A review for WebSalt:
Resurrection and Moral Order: an Outline of Evangelical Ethics by Oliver O’Donovan
When it comes to books, Iâ€™m a chronic margin-scribbler. Sometimes though, it only takes me until I finish the book before I go back to discover that my earlier interaction with it was completely unhinged. Actually, maybe thatâ€™s a measure of a really good book: the number of marks youâ€™ve made in the margin, and how wildly wrong you think they are when youâ€™ve finished. A good book changes the way you think, certainly thatâ€™s been my experience with Resurrection and Moral Order. Iâ€™m now on my second reading, Iâ€™ve got multiple layers of marginal notes, some of which are completely contradictory, and Iâ€™ve underlined so much of the text that Iâ€™m suspicious about the non-underlined sections. Maybe I should underline them just in case Iâ€™m missing the point?

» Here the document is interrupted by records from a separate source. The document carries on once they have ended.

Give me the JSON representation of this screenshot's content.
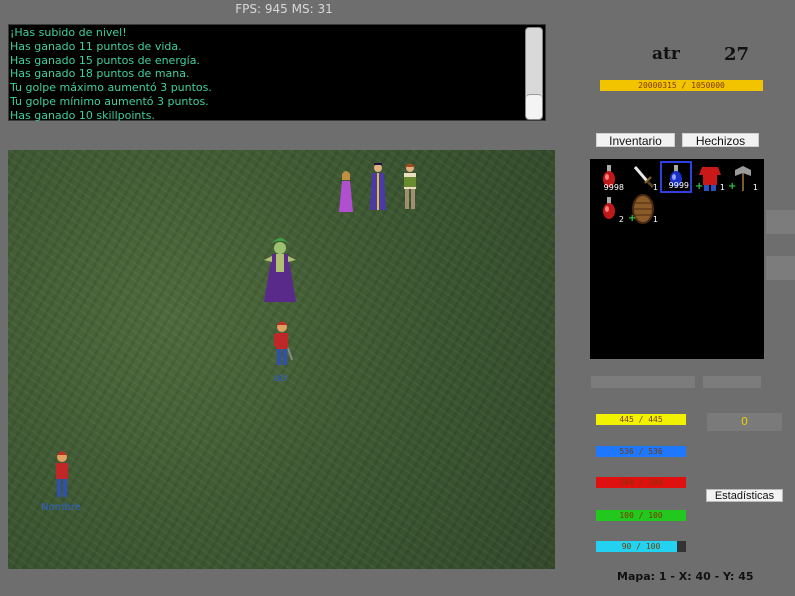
{
  "header": {
    "fps_text": "FPS: 945   MS: 31"
  },
  "console": {
    "lines": [
      "¡Has subido de nivel!",
      "Has ganado 11 puntos de vida.",
      "Has ganado 15 puntos de energía.",
      "Has ganado 18 puntos de mana.",
      "Tu golpe máximo aumentó 3 puntos.",
      "Tu golpe mínimo aumentó 3 puntos.",
      "Has ganado 10 skillpoints."
    ]
  },
  "player": {
    "name": "atr",
    "level": "27",
    "exp_text": "20000315  /  1050000",
    "exp_fraction": 1.0
  },
  "tabs": {
    "inventory_label": "Inventario",
    "spells_label": "Hechizos"
  },
  "inventory": {
    "items": [
      {
        "icon": "red-potion-icon",
        "qty": "9998",
        "equipped": ""
      },
      {
        "icon": "dagger-icon",
        "qty": "1",
        "equipped": ""
      },
      {
        "icon": "blue-potion-icon",
        "qty": "9999",
        "equipped": "",
        "selected": true
      },
      {
        "icon": "red-tunic-icon",
        "qty": "1",
        "equipped": "+"
      },
      {
        "icon": "axe-icon",
        "qty": "1",
        "equipped": "+"
      },
      {
        "icon": "red-potion-icon",
        "qty": "2",
        "equipped": ""
      },
      {
        "icon": "wooden-shield-icon",
        "qty": "1",
        "equipped": "+"
      }
    ]
  },
  "gold": "0",
  "stats": {
    "stamina": {
      "text": "445  /  445",
      "fraction": 1.0,
      "color": "#f2f200"
    },
    "mana": {
      "text": "536  /  536",
      "fraction": 1.0,
      "color": "#1e78ff"
    },
    "health": {
      "text": "204  /  204",
      "fraction": 1.0,
      "color": "#e01010"
    },
    "hunger": {
      "text": "100  /  100",
      "fraction": 1.0,
      "color": "#22c81e"
    },
    "thirst": {
      "text": "90  /  100",
      "fraction": 0.9,
      "color": "#22d2f0"
    }
  },
  "buttons": {
    "stats_label": "Estadísticas"
  },
  "map_info": "Mapa: 1 - X: 40 - Y: 45",
  "characters": [
    {
      "id": "player",
      "label": "atr"
    },
    {
      "id": "npc",
      "label": "Nombre"
    }
  ]
}
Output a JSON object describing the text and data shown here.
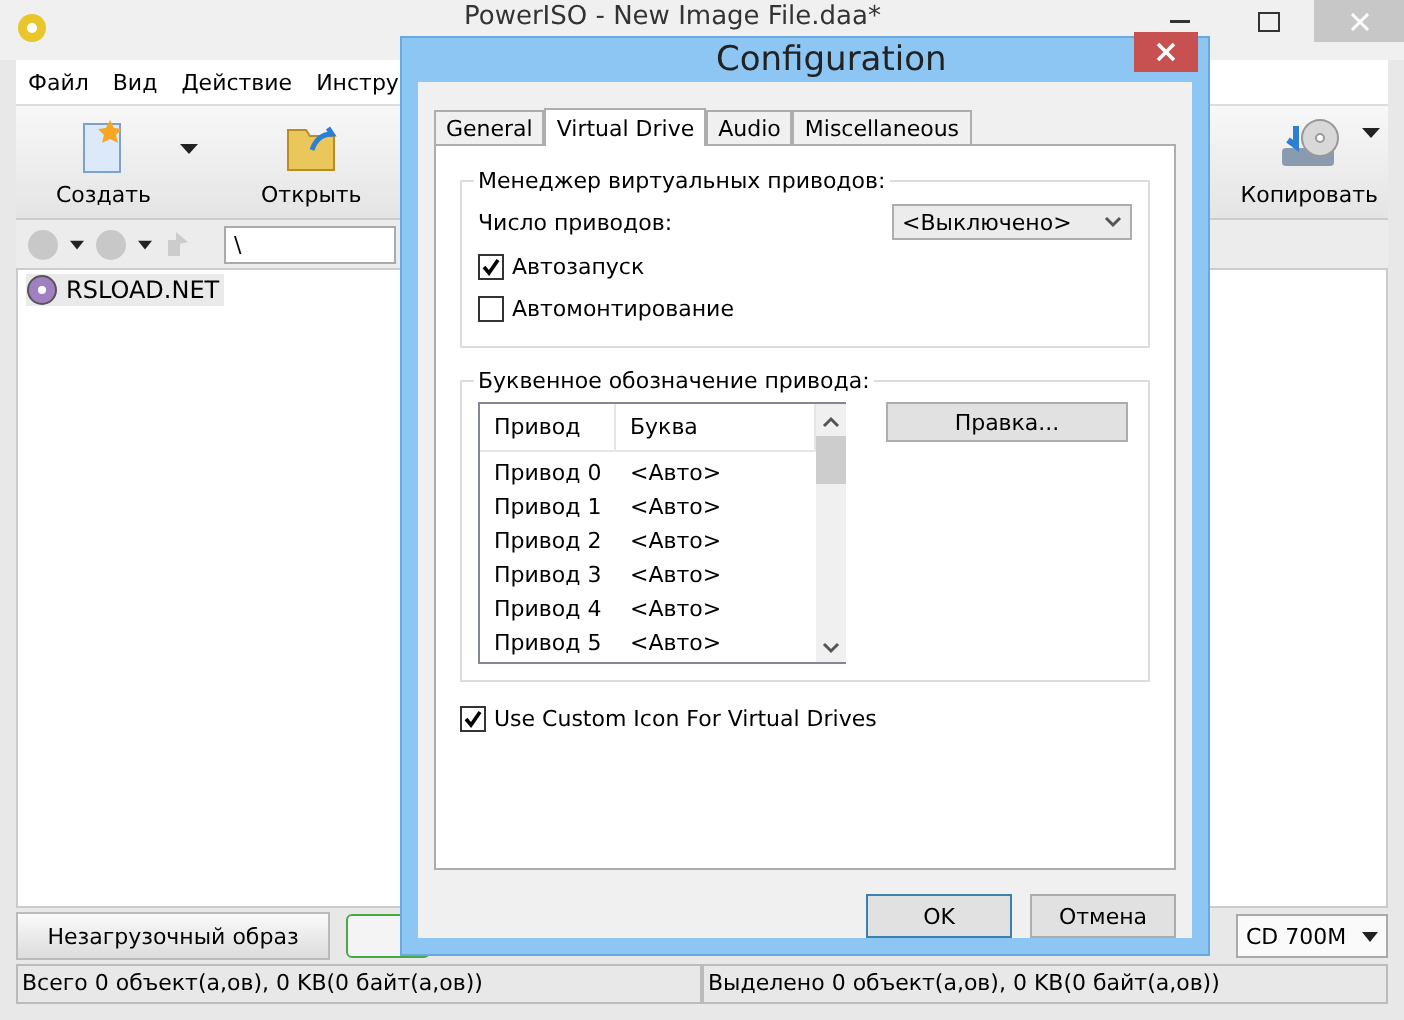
{
  "main_window": {
    "title": "PowerISO - New Image File.daa*",
    "menu": [
      "Файл",
      "Вид",
      "Действие",
      "Инстру"
    ],
    "toolbar": [
      {
        "label": "Создать",
        "kind": "new",
        "dropdown": true
      },
      {
        "label": "Открыть",
        "kind": "open",
        "dropdown": false
      },
      {
        "label": "Копировать",
        "kind": "copy",
        "dropdown": true
      }
    ],
    "address": "\\",
    "tree": [
      {
        "label": "RSLOAD.NET",
        "selected": true
      }
    ],
    "boot_button": "Незагрузочный образ",
    "capacity": "CD 700M",
    "status_bar": [
      "Всего 0 объект(а,ов), 0 KB(0 байт(а,ов))",
      "Выделено 0 объект(а,ов), 0 KB(0 байт(а,ов))"
    ]
  },
  "dialog": {
    "title": "Configuration",
    "tabs": [
      {
        "label": "General",
        "selected": false
      },
      {
        "label": "Virtual Drive",
        "selected": true
      },
      {
        "label": "Audio",
        "selected": false
      },
      {
        "label": "Miscellaneous",
        "selected": false
      }
    ],
    "manager_group": {
      "title": "Менеджер виртуальных приводов:",
      "count_label": "Число приводов:",
      "count_value": "<Выключено>",
      "options": [
        {
          "label": "Автозапуск",
          "checked": true
        },
        {
          "label": "Автомонтирование",
          "checked": false
        }
      ]
    },
    "letters_group": {
      "title": "Буквенное обозначение привода:",
      "columns": [
        "Привод",
        "Буква"
      ],
      "rows": [
        [
          "Привод 0",
          "<Авто>"
        ],
        [
          "Привод 1",
          "<Авто>"
        ],
        [
          "Привод 2",
          "<Авто>"
        ],
        [
          "Привод 3",
          "<Авто>"
        ],
        [
          "Привод 4",
          "<Авто>"
        ],
        [
          "Привод 5",
          "<Авто>"
        ]
      ],
      "edit_button": "Правка..."
    },
    "custom_icon": {
      "label": "Use Custom Icon For Virtual Drives",
      "checked": true
    },
    "buttons": [
      "OK",
      "Отмена"
    ]
  }
}
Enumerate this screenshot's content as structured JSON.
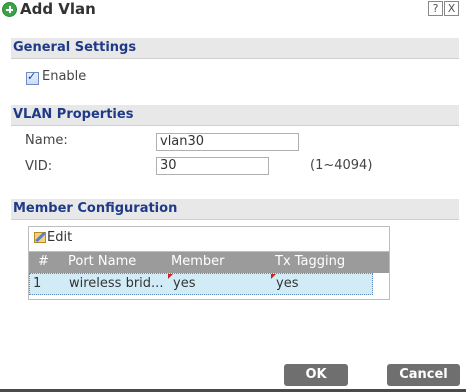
{
  "window": {
    "title": "Add Vlan",
    "help_label": "?",
    "close_label": "X"
  },
  "general": {
    "title": "General Settings",
    "enable_label": "Enable",
    "enable_checked": true
  },
  "vlan": {
    "title": "VLAN Properties",
    "name_label": "Name:",
    "name_value": "vlan30",
    "vid_label": "VID:",
    "vid_value": "30",
    "vid_range": "(1~4094)"
  },
  "member": {
    "title": "Member Configuration",
    "edit_label": "Edit",
    "columns": [
      "#",
      "Port Name",
      "Member",
      "Tx Tagging"
    ],
    "rows": [
      {
        "index": "1",
        "port_name": "wireless brid...",
        "member": "yes",
        "tx_tagging": "yes"
      }
    ]
  },
  "footer": {
    "ok_label": "OK",
    "cancel_label": "Cancel"
  },
  "colors": {
    "section_title": "#1f3a87",
    "header_bg": "#9b9b9b",
    "selected_row": "#d2ecf7",
    "button_bg": "#6f6f6f"
  }
}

At Uni, studying Philosophy and Ethics, I was fed a steady diet of scepticism and anti-realist epistemology. Consequently, any appeal to an idea of â€˜how things areâ€™ as a basis for right and wrong has tended to strike me as naÃ¯ve, not a little oppressive, and seriously unhip. For me then, reading Oâ€™Donovan was like watching someone take a blow-torch to my house of cards.
Oâ€™Donovan writes from the clear conviction that what God has done in Christ very clearly declares how things are in the world, and how they will be. And this declaration of how things are in Christ has an inescapable implication for what we must do: the gospel of the Lord Jesus Christ calls us to repentance and the obedience of faith. You cannot seriously claim to be talking about ethics as a Christian without confronting the truth that this â€˜isâ€™ entails a very particular â€˜oughtâ€™. With this insight, Oâ€™Donovan strides out to bat. This is not a book that sets out to give guidance on appropriate Christian behaviour, or how Christians should deal with hard ethical cases. Rather, this is an exercise in what is generally known as â€˜meta-ethicsâ€™ what Oâ€™Donovan calls â€˜Christian moral conceptsâ€™. That is, the types of things that Christians are committed to believing about the world, and particularly about the ethical aspect of the world, in the light of what God has declared to be the case in Christ. As such, it is an exercise in elucidation, not a new framework for ethics, but making clear the framework presupposed by the gospel. The great value of this project lies with the recognition that Christian ethics will inevitably be crippled when we seek to build it upon underlying structures of epistemology and ontology that have no space for Christian claims about the world, i.e., the kinds of things we are taught in Philosophy courses at Uni.
Oâ€™Donovanâ€™s moral realism is a breath of fresh air – here is someone willing to take seriously the epistemological and ontological implications of the gospel, to reason powerfully from these commitments to a coherent framework of moral concepts, and to argue for their universal validity and applicability. Not many people have the guts to talk like him.
If youâ€™re a philosophy student, or doing a course in ethics, try reading his brief excursus into the relation between deontological and consequentialist ethics (pp. 137-139). Here Oâ€™Donovan comes closest to engaging with some of classic problems of modern moral philosophy and itâ€™s at moments like this that you can catch a glimpse of the incredible philosophical depth behind this â€˜outlineâ€™.
Resurrection and Moral Order is certainly not a book for every reader, but if youâ€™re studying anything at Uni that touches on philosophy or ethics, do yourself a favour: make sure you read this book before you graduate. Then go back and read your margin notes – see how much you change.